"The Judgment of Birds" by Loren Eiseley (The Immense Journey, NY: Random House, 1957): Eisley's narrative connects three experiences with birds in three different settings: Manhattan, his rural home, and a desert. Through each experience he comes to understand the connection between humans and animals and the ways in which animals belong to our living spaces as much as we do. Theme: Nature. Humanities: Essay.

"Antaeus in Manhattan" by Lewis Thomas (The Lives of a Cell: Notes of a Biology Watcher, NY: Viking, 1974): Thomas's essay uses an ant-colony-as-art-exhibit to draw a comparison between city dwellers and insects, considering parallels in group behavior and the need for social contact. As the ants, removed from their native habitat and constantly on display, begin to die, he ponders the cost of dislocation and being isolated from the natural world. Theme: Nature. Humanities: Essay.

"Eiffel Tower" by Roland Barthes (The Eiffel Tower and Other Mythologies, NY: Hill and Wang, 1979): Barthes' essay considers the symbiotic relationship between a landmark and its city, the city and its past, and the citizen and the city. Barthes admires the tower for the fact that it is both seen and a seer; that it is both meaningless (it has no purpose) and full of significance (it represents Paris to all of the world); and that it creates a link between the old Paris and the modern city. Theme: History, Art. Humanities: Essay.
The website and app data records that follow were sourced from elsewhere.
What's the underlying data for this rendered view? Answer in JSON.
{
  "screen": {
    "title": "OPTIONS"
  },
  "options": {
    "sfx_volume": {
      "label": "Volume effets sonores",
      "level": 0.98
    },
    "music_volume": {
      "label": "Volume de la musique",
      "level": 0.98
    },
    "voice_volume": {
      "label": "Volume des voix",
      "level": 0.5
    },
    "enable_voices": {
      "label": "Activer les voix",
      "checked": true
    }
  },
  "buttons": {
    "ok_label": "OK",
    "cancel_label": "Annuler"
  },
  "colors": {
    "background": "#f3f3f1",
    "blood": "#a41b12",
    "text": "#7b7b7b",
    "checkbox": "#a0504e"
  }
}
"Here is New York" by E. B. White: White's classic essay allows the reader to feel palpably the verve and wonder of Manhattan. It demonstrates how one might organize the chaos of city life through the power of one's mind. It is as useful in the classroom for its limitations as for its extraordinary virtues; it is clearly the vision of a successful white man at a specific historical moment who has spent his time in the comfortable enclaves of Manhattan, rather than its depressed areas or outer boroughs. (Remembrance and Redevelopment/ History and Urban Renewal; essay)

"From the Poets in the Kitchen" by Paule Marshall: An essay on the formation of a Bajan writer in New York City. She talks about her early training as a writer in the kitchen where she listened to the natural poetry of the Bajan English and the women who use it as their only tool with which to struggle against the triple marginalization they experience as black, female, and foreign in an alien country. She explains how the space of the island has traveled with these women to the city, and she demonstrates the poetry, philosophy and power that their use of language contains. (Immigrant Experience; Women and the City; Essay)

Amazing Grace by Jonathan Kozol: Tracks the lives of children growing up in the South Bronx, at the time of publication, one of the poorest, most crime ridden and drug infested areas of New York. Kozol demonstrates the way in which governmental bodies have forgotten or deliberately hidden away these darker secrets of the city; and yet, in spite of the city's neglect and its impossible red tape, Kozol witnesses the remarkable resilience of these forgotten people. (Crime and Danger; Essay; Nonfiction)

Humanities Genre 7: Drama
The Indian Wants the Bronx by Israel Horovitz: In this one-act play, an Asian Indian lost in the city is harassed by two teenage trouble-makers. The Indian is trying to get to his son in the Bronx but cannot speak English, and the boys' mockery includes crude attempts to teach the Indian some English. The scene escalates to mild violence that leaves the Indian terrified, still lost, and completely alone at the end. Theme: Immigrant, Crime. Humanities: Drama.

Street Scene by Elmer Rice: One may regard the main character of the play/film/opera as the tenement house on the Lower East Side where people from different ethnic groups live together and banter on the steps outside on hot summer days. Although there is a palpable camaraderie and concern among those who share the tenement, the pressure caused by difficult living conditions, poverty, racism, sexism, and loneliness lead to the tragic destruction of a family. (Immigrant Experience, Women and the City, Crime and Danger; drama)